Niukawakami Shrine Kamisha (丹生川上神社 上社)
After a 30-minute drive from Niukawakami Shrine, you can get to Niukawakami Shrine Kamisha. The main god here, Ōyamatsumi no Kami (高龗大神), is a dragon god who controls rain and water.
Differing from Niukawakami Shrine, the Kamisha that is situated above Ōtaki Dam’s (大滝ダム) dam lake will give you a wide view of the surrounding mountain range.
The shrine was built between the end of the 12th century and the beginning of the 13th century. You might also notice the architecture of Kamisha doesn’t look hundreds of years old. And you are right! The shrine was relocated to its current location in 1998 due to the construction of the Ōtaki Dam. So the buildings on the precinct look shinier!

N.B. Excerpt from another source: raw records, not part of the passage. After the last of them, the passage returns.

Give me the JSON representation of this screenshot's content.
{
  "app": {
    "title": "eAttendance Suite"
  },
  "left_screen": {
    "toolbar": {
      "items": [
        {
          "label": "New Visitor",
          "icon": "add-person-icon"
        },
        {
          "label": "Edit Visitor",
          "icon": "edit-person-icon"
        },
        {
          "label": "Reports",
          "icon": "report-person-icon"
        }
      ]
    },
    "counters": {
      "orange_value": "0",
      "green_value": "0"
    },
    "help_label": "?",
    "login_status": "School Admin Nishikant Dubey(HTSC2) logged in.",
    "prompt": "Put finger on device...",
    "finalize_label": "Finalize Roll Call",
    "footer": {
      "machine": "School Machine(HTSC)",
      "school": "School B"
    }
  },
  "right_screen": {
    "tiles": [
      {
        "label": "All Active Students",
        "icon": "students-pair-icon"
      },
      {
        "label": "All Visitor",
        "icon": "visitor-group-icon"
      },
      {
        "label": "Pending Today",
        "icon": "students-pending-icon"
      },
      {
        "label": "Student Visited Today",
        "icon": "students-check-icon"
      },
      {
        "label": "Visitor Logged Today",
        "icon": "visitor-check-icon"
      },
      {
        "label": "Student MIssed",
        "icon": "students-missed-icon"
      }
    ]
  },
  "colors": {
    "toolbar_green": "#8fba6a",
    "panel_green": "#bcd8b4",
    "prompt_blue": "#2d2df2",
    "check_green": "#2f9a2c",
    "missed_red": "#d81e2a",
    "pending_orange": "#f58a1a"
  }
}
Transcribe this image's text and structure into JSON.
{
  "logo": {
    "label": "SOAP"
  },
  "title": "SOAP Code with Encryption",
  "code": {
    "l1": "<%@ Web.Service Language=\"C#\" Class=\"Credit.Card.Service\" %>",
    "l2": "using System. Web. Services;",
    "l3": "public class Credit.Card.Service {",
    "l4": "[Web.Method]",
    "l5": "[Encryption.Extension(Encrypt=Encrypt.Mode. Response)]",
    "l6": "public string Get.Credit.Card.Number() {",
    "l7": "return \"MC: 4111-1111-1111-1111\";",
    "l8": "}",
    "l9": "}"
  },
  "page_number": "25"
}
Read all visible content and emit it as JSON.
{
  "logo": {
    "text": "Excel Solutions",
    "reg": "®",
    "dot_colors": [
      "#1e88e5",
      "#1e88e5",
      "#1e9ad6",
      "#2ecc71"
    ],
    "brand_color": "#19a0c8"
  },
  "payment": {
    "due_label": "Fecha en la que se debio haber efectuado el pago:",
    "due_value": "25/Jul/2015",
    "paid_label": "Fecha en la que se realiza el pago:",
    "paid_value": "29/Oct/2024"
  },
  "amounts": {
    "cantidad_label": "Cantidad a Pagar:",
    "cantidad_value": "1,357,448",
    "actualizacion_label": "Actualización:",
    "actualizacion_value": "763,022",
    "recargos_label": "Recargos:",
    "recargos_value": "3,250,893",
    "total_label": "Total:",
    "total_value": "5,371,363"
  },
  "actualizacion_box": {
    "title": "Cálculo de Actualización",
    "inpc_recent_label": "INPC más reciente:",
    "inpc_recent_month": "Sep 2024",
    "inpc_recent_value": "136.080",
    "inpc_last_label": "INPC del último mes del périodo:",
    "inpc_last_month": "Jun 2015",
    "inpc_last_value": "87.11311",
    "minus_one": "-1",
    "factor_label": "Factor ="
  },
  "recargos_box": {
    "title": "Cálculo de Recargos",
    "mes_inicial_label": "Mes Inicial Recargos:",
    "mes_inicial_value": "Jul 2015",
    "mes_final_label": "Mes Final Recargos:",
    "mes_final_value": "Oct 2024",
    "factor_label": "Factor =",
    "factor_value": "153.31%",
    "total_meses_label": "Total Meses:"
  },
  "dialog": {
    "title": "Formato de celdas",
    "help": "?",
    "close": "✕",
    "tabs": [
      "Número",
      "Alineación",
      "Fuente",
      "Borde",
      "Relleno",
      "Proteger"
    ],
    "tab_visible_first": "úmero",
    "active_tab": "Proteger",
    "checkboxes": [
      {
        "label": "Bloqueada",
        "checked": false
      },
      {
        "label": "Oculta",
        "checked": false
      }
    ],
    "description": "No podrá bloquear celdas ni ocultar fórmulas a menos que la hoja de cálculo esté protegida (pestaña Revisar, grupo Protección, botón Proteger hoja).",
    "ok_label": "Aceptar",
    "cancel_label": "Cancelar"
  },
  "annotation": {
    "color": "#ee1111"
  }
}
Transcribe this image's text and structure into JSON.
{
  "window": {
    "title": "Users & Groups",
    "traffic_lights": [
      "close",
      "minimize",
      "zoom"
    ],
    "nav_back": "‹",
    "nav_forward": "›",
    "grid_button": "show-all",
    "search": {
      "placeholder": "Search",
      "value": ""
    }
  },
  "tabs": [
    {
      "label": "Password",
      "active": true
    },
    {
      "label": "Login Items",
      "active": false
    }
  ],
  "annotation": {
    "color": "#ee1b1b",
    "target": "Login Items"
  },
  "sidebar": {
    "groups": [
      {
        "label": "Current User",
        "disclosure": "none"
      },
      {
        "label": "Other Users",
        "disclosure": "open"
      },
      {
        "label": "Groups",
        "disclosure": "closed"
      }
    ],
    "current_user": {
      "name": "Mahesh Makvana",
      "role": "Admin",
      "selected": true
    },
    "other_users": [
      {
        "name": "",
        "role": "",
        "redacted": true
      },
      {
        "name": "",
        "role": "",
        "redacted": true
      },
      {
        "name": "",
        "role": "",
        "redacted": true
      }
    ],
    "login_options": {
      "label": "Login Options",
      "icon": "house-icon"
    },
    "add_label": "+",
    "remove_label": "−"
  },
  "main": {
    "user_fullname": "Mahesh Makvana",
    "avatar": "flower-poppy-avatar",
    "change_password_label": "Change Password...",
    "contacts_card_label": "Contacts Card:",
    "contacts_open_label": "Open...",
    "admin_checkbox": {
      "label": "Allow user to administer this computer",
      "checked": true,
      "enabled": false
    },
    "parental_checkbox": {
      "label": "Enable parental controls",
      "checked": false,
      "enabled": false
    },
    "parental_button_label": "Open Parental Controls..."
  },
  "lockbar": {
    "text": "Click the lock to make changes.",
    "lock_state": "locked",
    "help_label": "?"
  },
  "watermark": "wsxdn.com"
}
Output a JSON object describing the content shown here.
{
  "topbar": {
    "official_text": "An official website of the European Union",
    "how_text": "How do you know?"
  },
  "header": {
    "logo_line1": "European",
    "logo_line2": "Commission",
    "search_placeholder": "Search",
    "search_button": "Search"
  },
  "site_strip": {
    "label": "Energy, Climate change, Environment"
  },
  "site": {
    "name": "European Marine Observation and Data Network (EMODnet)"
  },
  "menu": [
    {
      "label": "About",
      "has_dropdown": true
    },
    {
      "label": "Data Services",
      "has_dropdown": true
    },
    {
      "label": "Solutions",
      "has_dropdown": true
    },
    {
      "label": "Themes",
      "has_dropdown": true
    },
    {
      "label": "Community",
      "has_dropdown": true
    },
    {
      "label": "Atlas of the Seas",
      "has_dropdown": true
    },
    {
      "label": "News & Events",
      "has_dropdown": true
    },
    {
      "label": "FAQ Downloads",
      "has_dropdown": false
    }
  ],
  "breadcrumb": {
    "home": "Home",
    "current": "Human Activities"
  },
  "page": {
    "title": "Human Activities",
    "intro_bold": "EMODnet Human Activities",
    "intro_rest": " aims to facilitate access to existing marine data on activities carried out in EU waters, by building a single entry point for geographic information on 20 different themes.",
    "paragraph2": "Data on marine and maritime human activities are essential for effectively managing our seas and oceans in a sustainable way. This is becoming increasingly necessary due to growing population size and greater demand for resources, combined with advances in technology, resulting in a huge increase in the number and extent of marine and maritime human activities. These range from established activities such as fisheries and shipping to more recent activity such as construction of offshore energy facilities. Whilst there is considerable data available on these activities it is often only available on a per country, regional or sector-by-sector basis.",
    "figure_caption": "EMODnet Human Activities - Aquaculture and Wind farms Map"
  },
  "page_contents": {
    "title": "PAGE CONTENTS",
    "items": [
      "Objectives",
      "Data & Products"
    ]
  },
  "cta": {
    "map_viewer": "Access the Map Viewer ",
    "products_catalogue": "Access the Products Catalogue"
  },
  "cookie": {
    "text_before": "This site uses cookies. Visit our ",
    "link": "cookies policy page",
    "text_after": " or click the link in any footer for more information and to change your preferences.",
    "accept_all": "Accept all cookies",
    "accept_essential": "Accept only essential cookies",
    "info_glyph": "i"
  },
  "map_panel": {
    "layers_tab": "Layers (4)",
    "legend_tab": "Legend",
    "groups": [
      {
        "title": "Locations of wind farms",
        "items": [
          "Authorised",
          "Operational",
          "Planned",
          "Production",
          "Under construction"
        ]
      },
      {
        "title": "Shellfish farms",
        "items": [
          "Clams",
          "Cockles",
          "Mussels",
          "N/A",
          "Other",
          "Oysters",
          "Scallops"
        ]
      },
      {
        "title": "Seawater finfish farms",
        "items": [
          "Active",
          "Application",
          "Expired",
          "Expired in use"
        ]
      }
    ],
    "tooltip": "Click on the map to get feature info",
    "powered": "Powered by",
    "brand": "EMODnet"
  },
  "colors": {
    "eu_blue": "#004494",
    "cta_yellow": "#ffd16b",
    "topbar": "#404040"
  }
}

For more information about the shrine, please check out their official website HERE. You can translate it using Google Chrome’s translation function at the right of the address bar.
How to Get to Niukawakami Shrine Kamisha
From Kintetsu’s (近鉄) Yamato-Kamiichi Station (大和上市駅), take Nara Kōtsū’s bus (奈良交通) bound for Yumori Onsen Suginoyu (湯盛温泉杉の湯) and get off at Tsuburoko-guchi (津風呂湖口). From there, it is around a 40-minute walk.
For the service’s weekday timetable, please search on Nara Kōtsū’s website HERE.
Niukawakami Shrine Shimosha (丹生川上神社下社)
Located on the other side of Yoshino District is the Niukawakami Shrine Shimosha. Also enshrining the god of water, the most exciting and unusual fact about the shrine is probably the two sacred horses dedicated to the shrine.
Remember the black and white horses used as messengers in rituals for rain-related matters? Niukawakami Shrine now has horses in each color!
As cool as they are, please don’t try to touch them unless a staff member is around and has permitted you. This is for your safety.
How to Get to Niukawakami Shrine Shimosha
From Kintetsu’s (近鉄) Shimoichiguchi Station (下市口駅), take Nara Kōtsū’s (奈良交通) bus bound for Dorogawa Onsen (洞川温泉) or Kasagi (笠木) and get off at Nagatani (長谷). The shrine is within a one-minute walk away.
Again, you can search for Nara Kōtsū’s timetable HERE.